The EPA has launched a voluntary drift reduction technology (DRT) program to encourage the use of safer pesticide spray products to reduce exposure and pesticide movement while saving farmers money in pesticide loss.
One to 10 percent of agricultural pesticide sprays drift or move from the intended target crop, the agency says. Every year about 70 million pounds of pesticides valued up to $640 million are lost to pesticide drift. And, state agencies use substantial resources each year investigating drift complaints. Farmers have long been concerned about reducing pesticide product loss during and after application to crops and minimizing drift to neighbors.
DRT is a voluntary program that encourages manufacturers to test their technologies (such as nozzles, spray shields and drift reduction chemicals) for drift reduction potential. The EPA encourages pesticide manufacturers to label their products for use with DRT technologies. The four DRT ratings represented by one, two, three or four stars are awarded for technologies that demonstrate at least 25 percent reduction in potential spray drift compared to the standard.
Spray technology manufacturers interested in participating in the EPA’s DRT program may now submit data verifying their technology reduces pesticide movement. The agency will evaluate each data submission and, if appropriate, assign a drift-reduction star rating to the product based on its ability to reduce spray drift. The EPA will post these ratings.
A pesticide manufacturer can choose to label a product for use with a DRT of a particular rating after receiving approval from the EPA.
Over time, the program will move the agricultural sector toward the widespread use of low-drift technologies.
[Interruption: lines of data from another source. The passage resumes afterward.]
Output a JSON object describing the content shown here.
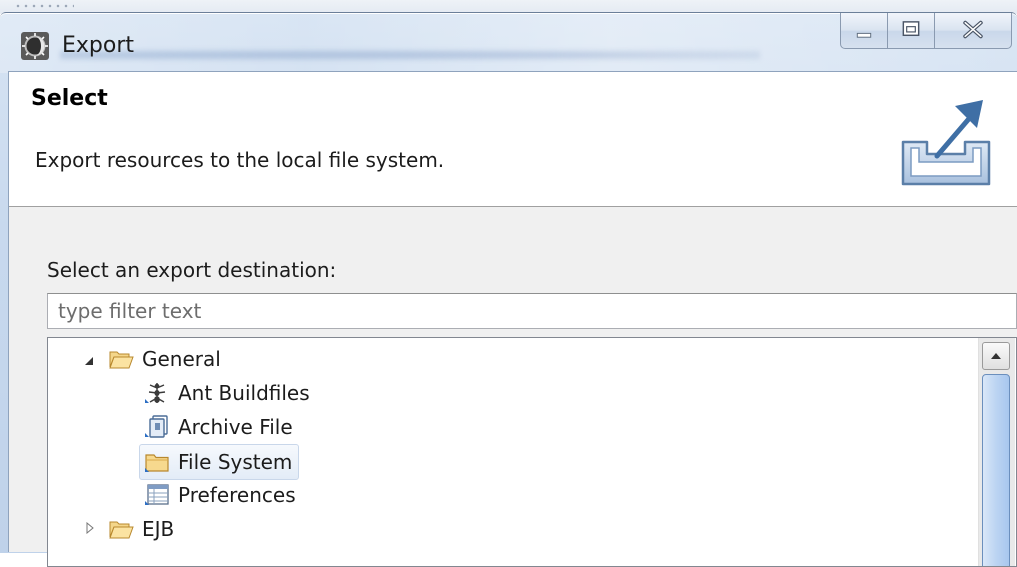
{
  "window": {
    "title": "Export"
  },
  "banner": {
    "title": "Select",
    "description": "Export resources to the local file system."
  },
  "main": {
    "destination_label": "Select an export destination:",
    "filter_placeholder": "type filter text"
  },
  "tree": {
    "items": [
      {
        "label": "General",
        "icon": "folder-open-icon",
        "expanded": true
      },
      {
        "label": "Ant Buildfiles",
        "icon": "ant-icon"
      },
      {
        "label": "Archive File",
        "icon": "archive-file-icon"
      },
      {
        "label": "File System",
        "icon": "folder-icon",
        "selected": true
      },
      {
        "label": "Preferences",
        "icon": "preferences-icon"
      },
      {
        "label": "EJB",
        "icon": "folder-icon",
        "expanded": false
      }
    ]
  },
  "colors": {
    "folder": "#f2c76c",
    "selection": "#e3ecf7",
    "scroll_thumb": "#bcd4f2"
  }
}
Drift-reduction ratings could appear on pesticide labels as early as fall 2015.
Earlier this month Whole Foods launched a rating system for fresh fruits, vegetables and flowers that assesses growing practices that impact human health and the environment including pesticide use.